I decided to leave it. There are four holes for traction pegs on each side of the pedal that are conspicuously empty on my test pedals. I did spend some time with them in there, but when I dutifully experimented with how much traction I had with the pedal mid-foot in an emergency situation, it was no better or worse than other similar pedals. But really, the primary claimed benefit those cleats offer, getting some contact with the pedal’s front and rear “wings,” was slightly more noticeable than on other pedals, but the pegs didn’t add much to that. The contact with those pegs did help subtly damp the free twisting motion before clipping out, but I didn’t notice that the pegs themselves, added any resistance to fore/aft flex.
But what I did notice is that, as with most pedals of this type, the pegs narrowed the angle of attack for clipping in. Hope’s system does make it possible to stamp more directly down on the pedal to clip in, because both the forward and rearward hooks on the pedals are spring-loaded, but I still found it took less force to clip in if I stuck with the toe-first approach that I’d been using for the past 25 years. The closer connection the Hope pegs are able to make with the shoe’s sole when clipped in means that, before you’re clipped in, those pegs would bump the sole and angle the pedal down a few millimeters as my foot approached to clip in. Again, old habits die hard, and had I spent a few more weeks re-learning how to clip in, maybe I could have kept the pegs, but in my use case, I was perfectly happy without them. And either way, clipping out felt totally natural. Hope offers two cleats with the Union TCs, one with more float and a softer release, and one with slightly narrower float and a more solid release. Despite some knee injuries, I found the narrow, solid-release cleats worked great for me. The more positive “click” is more familiar and reassuring, and the tension adjustment on the pedal allowed me to fine tune the actual force I needed to get in and out.

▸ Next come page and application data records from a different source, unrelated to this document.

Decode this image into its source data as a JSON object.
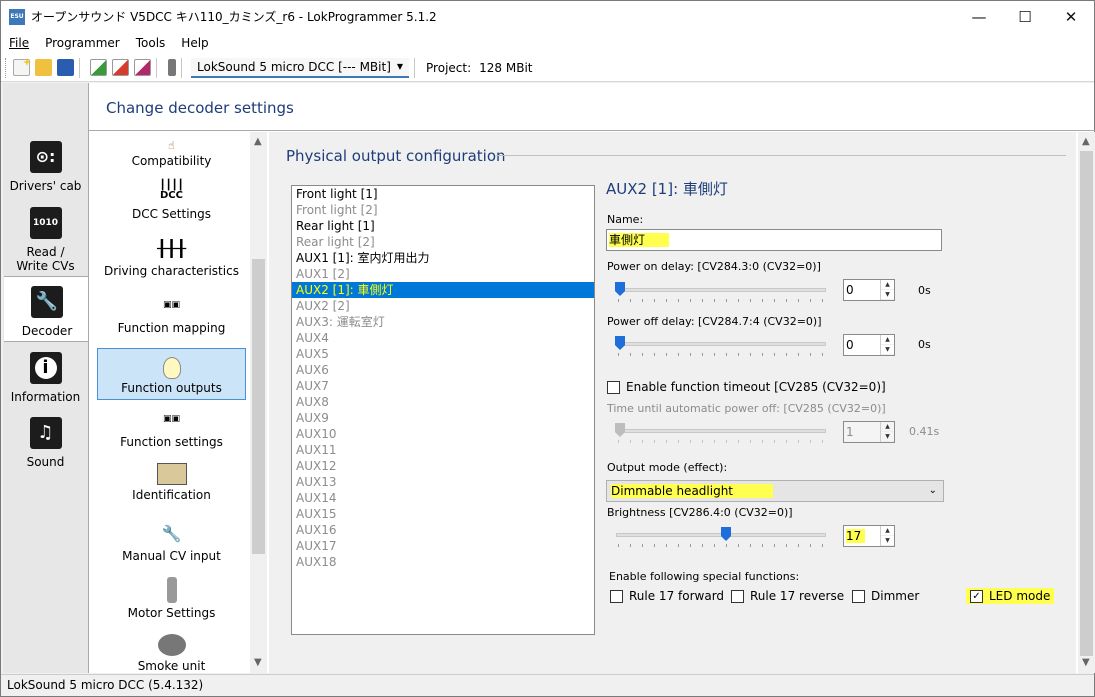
{
  "window": {
    "title": "オープンサウンド V5DCC キハ110_カミンズ_r6 - LokProgrammer 5.1.2",
    "app_icon_text": "ESU",
    "minimize": "—",
    "maximize": "☐",
    "close": "✕"
  },
  "menu": {
    "file": "File",
    "programmer": "Programmer",
    "tools": "Tools",
    "help": "Help"
  },
  "toolbar": {
    "decoder": "LokSound 5 micro DCC [--- MBit]",
    "project_label": "Project:",
    "project_value": "128 MBit"
  },
  "sidebar": {
    "items": [
      {
        "label": "Drivers' cab",
        "icon": "drivers-cab-icon"
      },
      {
        "label": "Read / Write CVs",
        "icon": "read-write-icon"
      },
      {
        "label": "Decoder",
        "icon": "decoder-wrench-icon"
      },
      {
        "label": "Information",
        "icon": "information-icon"
      },
      {
        "label": "Sound",
        "icon": "sound-icon"
      }
    ]
  },
  "header": {
    "title": "Change decoder settings"
  },
  "categories": [
    {
      "label": "Compatibility",
      "icon": "hand-icon"
    },
    {
      "label": "DCC Settings",
      "icon": "dcc-icon"
    },
    {
      "label": "Driving characteristics",
      "icon": "sliders-icon"
    },
    {
      "label": "Function mapping",
      "icon": "function-mapping-icon"
    },
    {
      "label": "Function outputs",
      "icon": "lightbulb-icon"
    },
    {
      "label": "Function settings",
      "icon": "function-settings-icon"
    },
    {
      "label": "Identification",
      "icon": "id-card-icon"
    },
    {
      "label": "Manual CV input",
      "icon": "wrench-icon"
    },
    {
      "label": "Motor Settings",
      "icon": "motor-icon"
    },
    {
      "label": "Smoke unit",
      "icon": "smoke-icon"
    }
  ],
  "physical": {
    "title": "Physical output configuration",
    "outputs": [
      {
        "label": "Front light [1]",
        "state": "enabled"
      },
      {
        "label": "Front light [2]",
        "state": "disabled"
      },
      {
        "label": "Rear light [1]",
        "state": "enabled"
      },
      {
        "label": "Rear light [2]",
        "state": "disabled"
      },
      {
        "label": "AUX1 [1]: 室内灯用出力",
        "state": "enabled"
      },
      {
        "label": "AUX1 [2]",
        "state": "disabled"
      },
      {
        "label": "AUX2 [1]: 車側灯",
        "state": "selected"
      },
      {
        "label": "AUX2 [2]",
        "state": "disabled"
      },
      {
        "label": "AUX3: 運転室灯",
        "state": "disabled"
      },
      {
        "label": "AUX4",
        "state": "disabled"
      },
      {
        "label": "AUX5",
        "state": "disabled"
      },
      {
        "label": "AUX6",
        "state": "disabled"
      },
      {
        "label": "AUX7",
        "state": "disabled"
      },
      {
        "label": "AUX8",
        "state": "disabled"
      },
      {
        "label": "AUX9",
        "state": "disabled"
      },
      {
        "label": "AUX10",
        "state": "disabled"
      },
      {
        "label": "AUX11",
        "state": "disabled"
      },
      {
        "label": "AUX12",
        "state": "disabled"
      },
      {
        "label": "AUX13",
        "state": "disabled"
      },
      {
        "label": "AUX14",
        "state": "disabled"
      },
      {
        "label": "AUX15",
        "state": "disabled"
      },
      {
        "label": "AUX16",
        "state": "disabled"
      },
      {
        "label": "AUX17",
        "state": "disabled"
      },
      {
        "label": "AUX18",
        "state": "disabled"
      }
    ]
  },
  "detail": {
    "title": "AUX2 [1]: 車側灯",
    "name_label": "Name:",
    "name_value": "車側灯",
    "power_on_label": "Power on delay: [CV284.3:0 (CV32=0)]",
    "power_on_value": "0",
    "power_on_unit": "0s",
    "power_off_label": "Power off delay: [CV284.7:4 (CV32=0)]",
    "power_off_value": "0",
    "power_off_unit": "0s",
    "timeout_label": "Enable function timeout [CV285 (CV32=0)]",
    "auto_off_label": "Time until automatic power off: [CV285 (CV32=0)]",
    "auto_off_value": "1",
    "auto_off_unit": "0.41s",
    "mode_label": "Output mode (effect):",
    "mode_value": "Dimmable headlight",
    "brightness_label": "Brightness [CV286.4:0 (CV32=0)]",
    "brightness_value": "17",
    "brightness_fraction": 0.55,
    "special_label": "Enable following special functions:",
    "rule17f": "Rule 17 forward",
    "rule17r": "Rule 17 reverse",
    "dimmer": "Dimmer",
    "led_mode": "LED mode",
    "checked_mark": "✓"
  },
  "status": {
    "text": "LokSound 5 micro DCC (5.4.132)"
  },
  "colors": {
    "accent": "#0078d7",
    "highlight": "#ffff4f",
    "heading": "#1e3d7a"
  }
}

And by the way, that sprung forward hook on the pedal worried me at first. It’s surprisingly light action, and on Time pedals, the sprung forward hook allows my feet to slide forward slightly under heavy braking or on steep trails. But not on the Hope Unions. In every way, these are the most solid, supportive traditional pedals I’ve used. And of course, the most beautiful. For once, I’m going to miss how they look now once I’ve beaten them up for a few seasons. As for how they work, I’ll have to get back to you on that.
Photos: Anthony Smith